When I was a young boy I used to be wakened up by my brothers who said that I was disturbing their sleep by thrashing and screaming in my sleep.
Mind you they were not concerned about me but about the fact that I was disturbing their sleep.
I did not remember what happened in my sleep.
May be it happened only after a high fever when I was stung by a jellyfish or it could be due to the concussion that occurred after a fall while climbing a high tree.
After a few months my night terror problem probably stopped because my brothers did not wake me up during my sleep.
Night terrors (also called sleep terrors) are a sleep disorder in which a person quickly wakes from sleep in a terrified state.

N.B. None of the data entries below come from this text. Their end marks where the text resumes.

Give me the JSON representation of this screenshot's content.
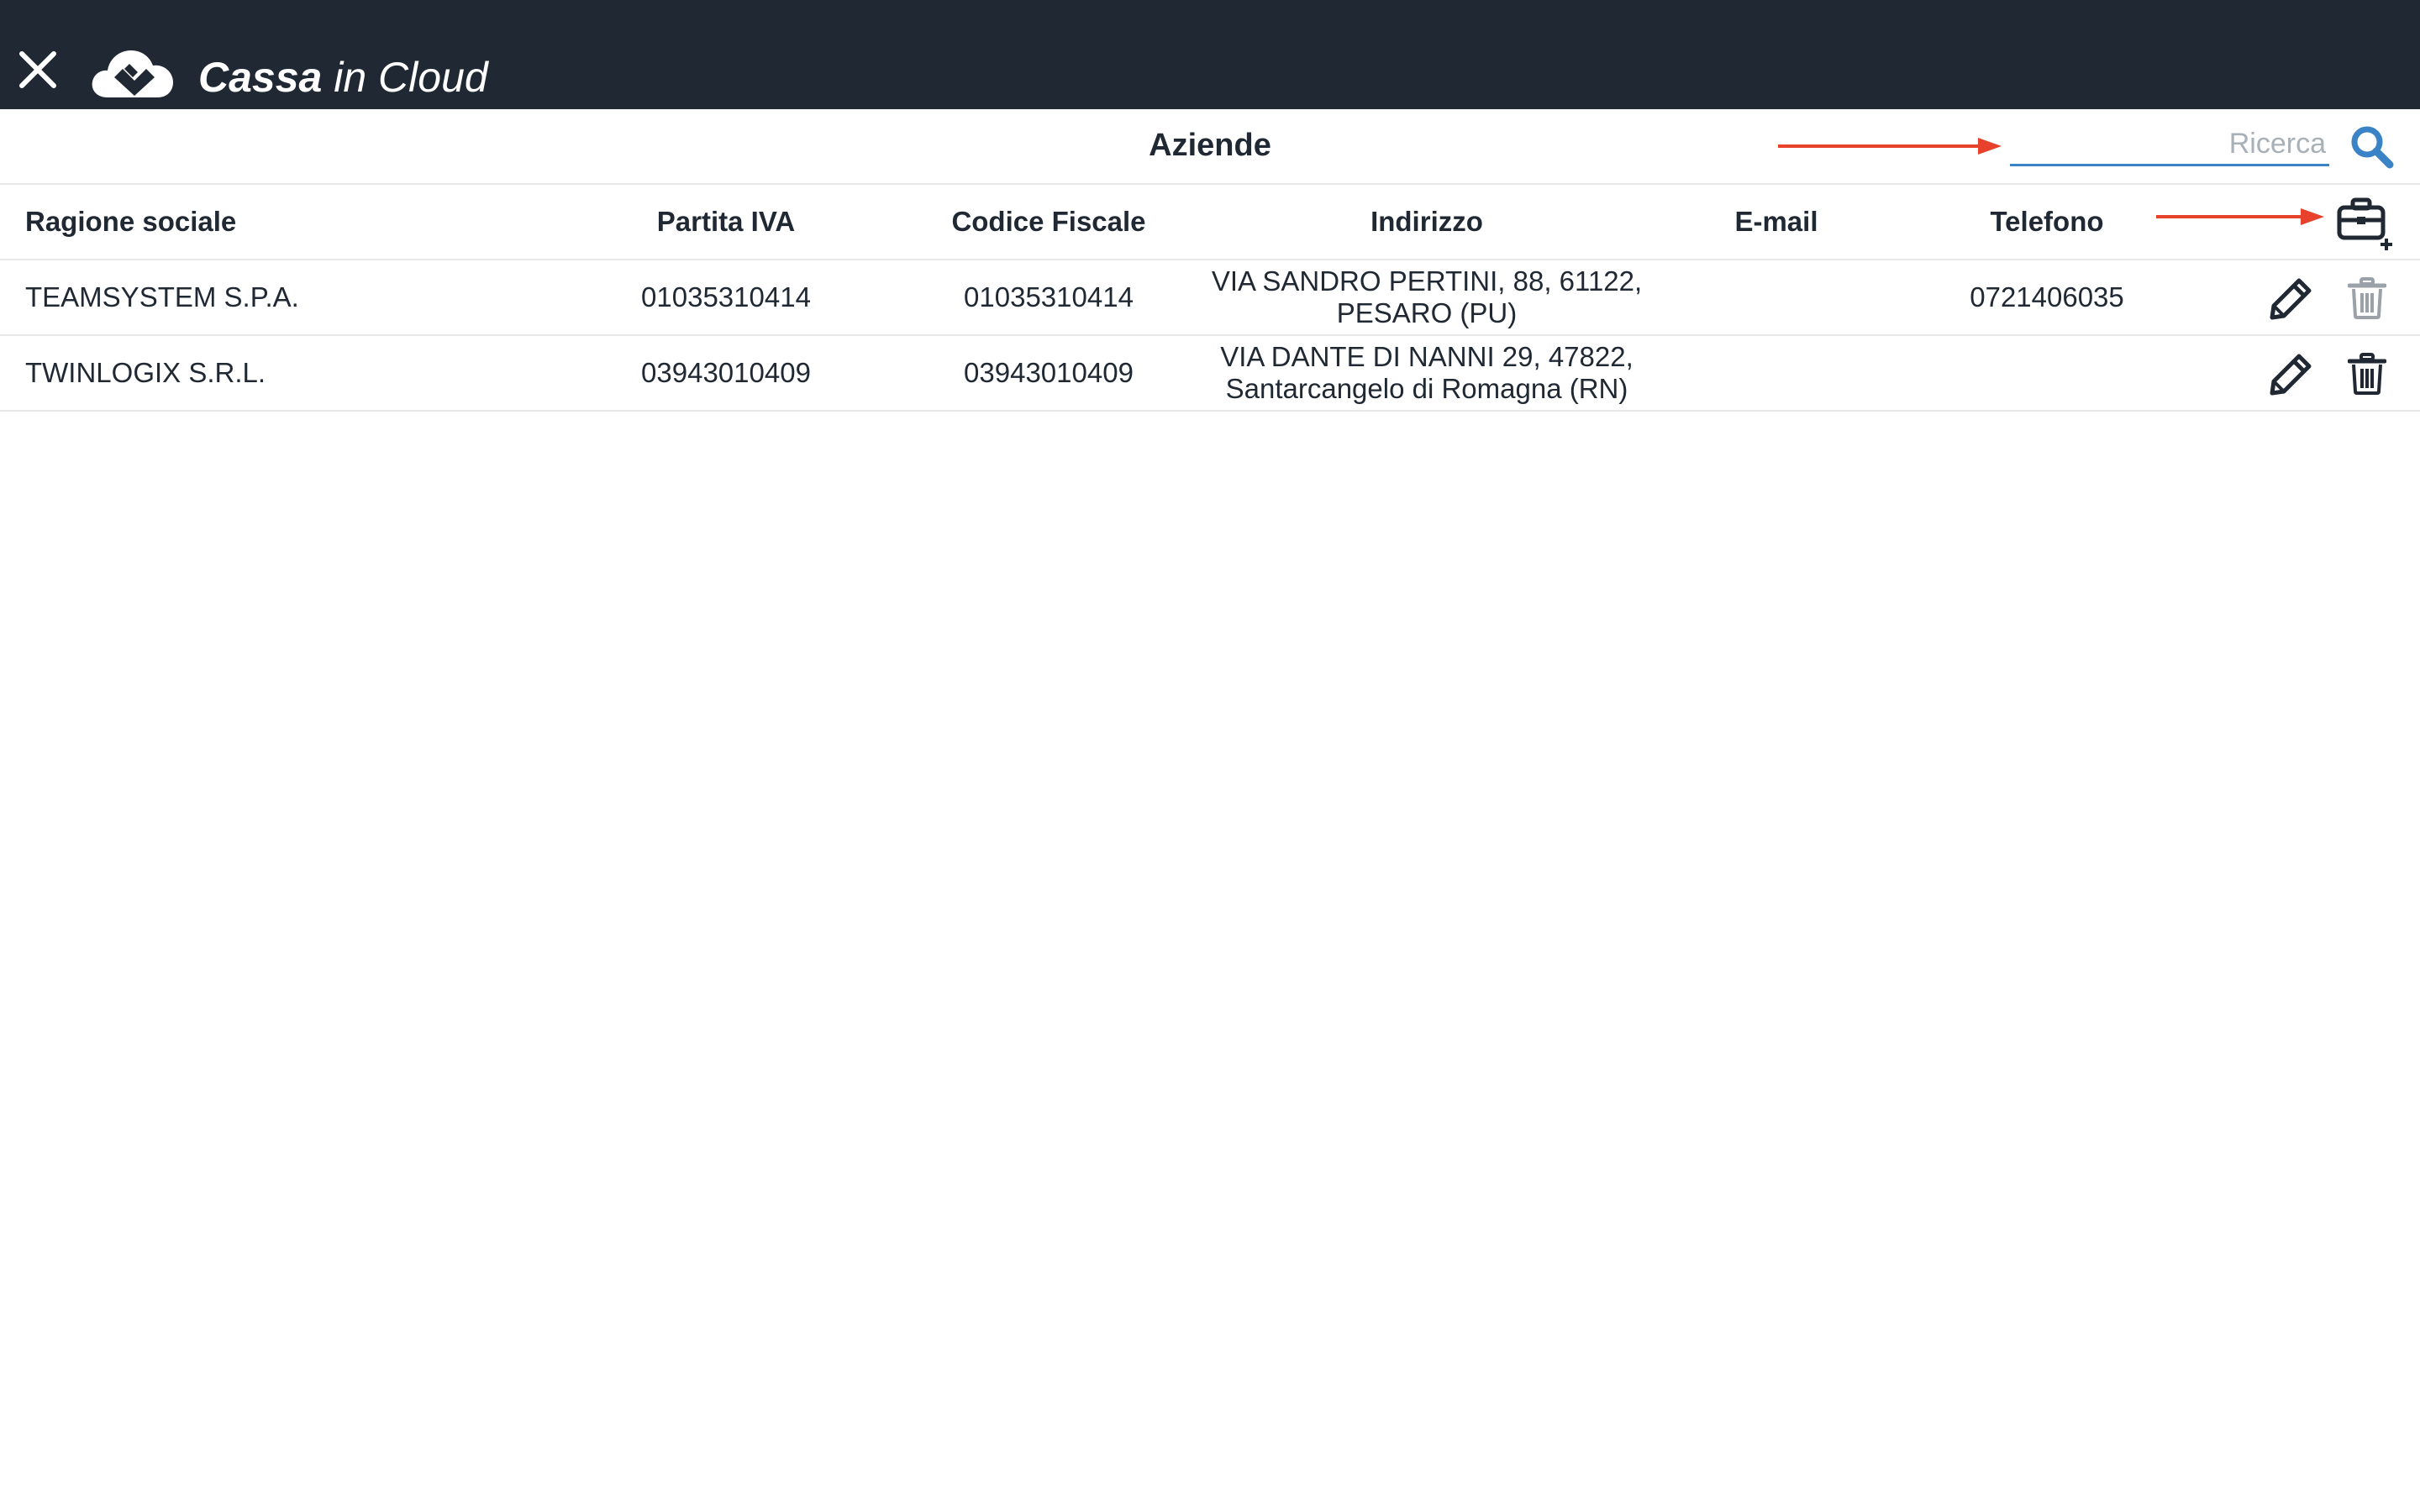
{
  "app": {
    "brand_bold": "Cassa",
    "brand_light": " in Cloud"
  },
  "page": {
    "title": "Aziende"
  },
  "search": {
    "placeholder": "Ricerca",
    "value": ""
  },
  "table": {
    "headers": {
      "name": "Ragione sociale",
      "piva": "Partita IVA",
      "cf": "Codice Fiscale",
      "address": "Indirizzo",
      "email": "E-mail",
      "phone": "Telefono"
    },
    "rows": [
      {
        "name": "TEAMSYSTEM S.P.A.",
        "piva": "01035310414",
        "cf": "01035310414",
        "address_line1": "VIA SANDRO PERTINI, 88, 61122,",
        "address_line2": "PESARO (PU)",
        "email": "",
        "phone": "0721406035",
        "delete_enabled": false
      },
      {
        "name": "TWINLOGIX S.R.L.",
        "piva": "03943010409",
        "cf": "03943010409",
        "address_line1": "VIA DANTE DI NANNI 29, 47822,",
        "address_line2": "Santarcangelo di Romagna (RN)",
        "email": "",
        "phone": "",
        "delete_enabled": true
      }
    ]
  },
  "colors": {
    "topbar": "#1f2833",
    "accent": "#3a83c6",
    "annotation_arrow": "#e8412c",
    "icon_dark": "#1f2833",
    "icon_disabled": "#9aa1a8"
  },
  "icons": {
    "close": "close-icon",
    "logo": "cloud-logo-icon",
    "search": "search-icon",
    "add_company": "briefcase-plus-icon",
    "edit": "pencil-icon",
    "delete": "trash-icon"
  }
}
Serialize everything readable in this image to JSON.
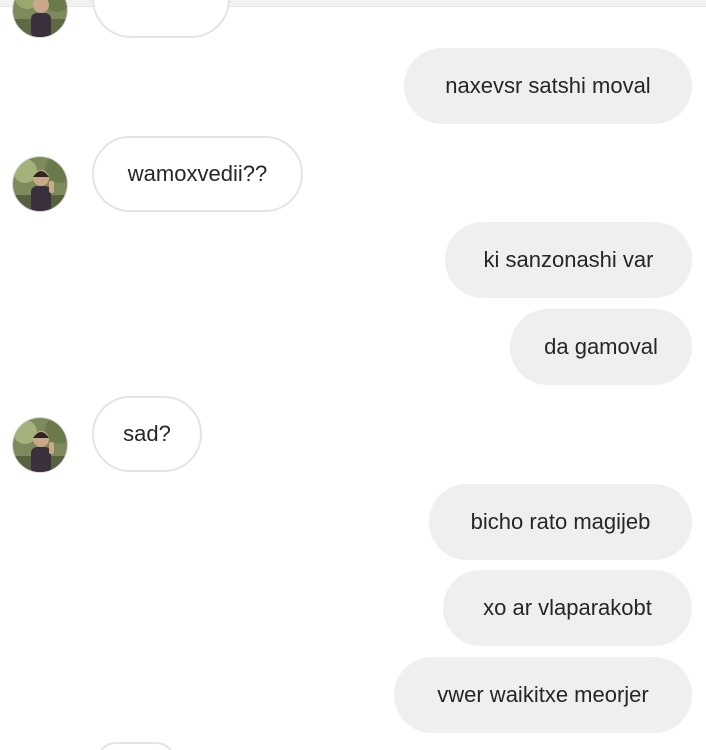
{
  "conversation": {
    "messages": [
      {
        "id": "m1",
        "from": "me",
        "text": "naxevsr satshi moval"
      },
      {
        "id": "m2",
        "from": "them",
        "text": "wamoxvedii??"
      },
      {
        "id": "m3",
        "from": "me",
        "text": "ki sanzonashi var"
      },
      {
        "id": "m4",
        "from": "me",
        "text": "da gamoval"
      },
      {
        "id": "m5",
        "from": "them",
        "text": "sad?"
      },
      {
        "id": "m6",
        "from": "me",
        "text": "bicho rato magijeb"
      },
      {
        "id": "m7",
        "from": "me",
        "text": "xo ar vlaparakobt"
      },
      {
        "id": "m8",
        "from": "me",
        "text": "vwer waikitxe meorjer"
      }
    ]
  },
  "icons": {
    "avatar": "contact-avatar-photo"
  },
  "colors": {
    "outgoing_bubble": "#efefef",
    "incoming_bubble_border": "#e4e4e4",
    "text": "#262626",
    "background": "#ffffff"
  }
}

Night terrors are events of intense screaming, crying, thrashing, or fear during sleep that happen again and again, normally in children ages 3 to 12.
Night terrors happen during non-REM sleep, normally about 90 minutes after a child falls asleep.
Night terrors tend likely to run in families.
Night terror is a sleep disorder producing feelings of panic or dread normally happening during the first hours of stage 3–4 non-rapid eye movement (NREM) sleep and persisting for 1 to 10 minutes.
Night terrors normally start in childhood and normally diminish with age.
Risk factors which may cause night terrors are:
1. Young age,
2. Sleep deprivation,
5. Fever, and
6. Intrinsic sleep disorders.
While the frequency and severity vary between different persons, the incidents can happen in intervals of days or weeks but can also happen over successive nights or many times in one night.
Night terrors are likely to happen during periods of arousal from delta sleep.
Delta sleep (called slow-wave sleep) happens most often during the first half of a sleep cycle, which suggests that people with more delta-sleep activity are more susceptible to night terrors.
They can also happen during daytime naps.
They can persist longer, particularly in children.
The precise cause is not known, but night terrors may be activated by:
2. Lack of sleep
3. Periods of emotional tension, stress, or conflict
They can happen in adults, particularly when there is emotional tension or alcohol use.
Most of the time, they have no definite cause.
But certain things might have a part, such as:
2. Depression or anxiety
4. Too much caffeine
5. Sleeping in a different place or away from home
6. Lack of sleep
7. Medicines that affect the central nervous system (the brain)
8. Restless legs syndrome
9. Sleep disorders like sleep apnea
10. Recent anesthesia for surgery
Night terrors are most frequent during the first third of the night often between midnight and 2 a.m.
During a night terror episode, a child might:
1. Sit up in bed
2. Flail around in bed
4. Look awake but be confused
5. Seem like they don’t know that a parent is there
6. Not talk
7. Not respond when a parent comforts them
8. Most episodes last only a few minutes, but it may take up to 30 minutes before the child relaxes and goes back to sleep.
They often have no memory of the incident when they wake up the next day
Night terrors are not dangerous, but they can disrupt the child’s sleep.
In many cases, a child who has a night terror only requires to be comforted.
In most children, night terrors ultimately subside and do not need to be treated.
It may be useful to reassure the child and their family that they will outgrow this disorder.
Decreasing stress or coping mechanisms, talk therapy or counseling and hypnosis may decrease night terrors.
TABLE OF CONTENT
Chapter 1 Night Terrors
Chapter 2 Causes
Chapter 3 Symptoms
Chapter 4 Diagnosis
Chapter 5 Treatment
Chapter 6 Prognosis
Chapter 7 Nightmare
Chapter 8 Narcolepsy